SUPPLIED DATA START

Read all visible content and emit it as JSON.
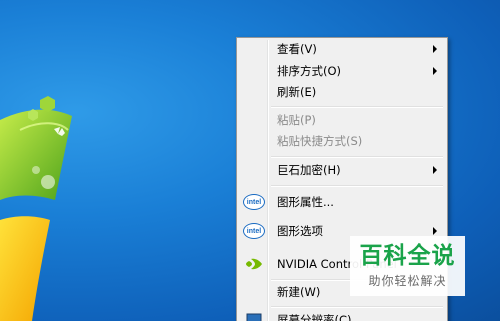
{
  "menu": {
    "view": "查看(V)",
    "sort": "排序方式(O)",
    "refresh": "刷新(E)",
    "paste": "粘贴(P)",
    "paste_shortcut": "粘贴快捷方式(S)",
    "encrypt": "巨石加密(H)",
    "graphics_properties": "图形属性...",
    "graphics_options": "图形选项",
    "nvidia": "NVIDIA Control Panel",
    "new": "新建(W)",
    "screen_resolution": "屏幕分辨率(C)"
  },
  "icons": {
    "intel_text": "intel",
    "intel_color": "#1a6bc2",
    "nvidia_color": "#76b900"
  },
  "watermark": {
    "title": "百科全说",
    "subtitle": "助你轻松解决",
    "color": "#1aa34a"
  }
}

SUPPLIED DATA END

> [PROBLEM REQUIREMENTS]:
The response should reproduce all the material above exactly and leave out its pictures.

> [SOLUTION FOR THIS TASK]:
Read all visible content and emit it as JSON.
{
  "menu": {
    "view": "查看(V)",
    "sort": "排序方式(O)",
    "refresh": "刷新(E)",
    "paste": "粘贴(P)",
    "paste_shortcut": "粘贴快捷方式(S)",
    "encrypt": "巨石加密(H)",
    "graphics_properties": "图形属性...",
    "graphics_options": "图形选项",
    "nvidia": "NVIDIA Control Panel",
    "new": "新建(W)",
    "screen_resolution": "屏幕分辨率(C)"
  },
  "icons": {
    "intel_text": "intel",
    "intel_color": "#1a6bc2",
    "nvidia_color": "#76b900"
  },
  "watermark": {
    "title": "百科全说",
    "subtitle": "助你轻松解决",
    "color": "#1aa34a"
  }
}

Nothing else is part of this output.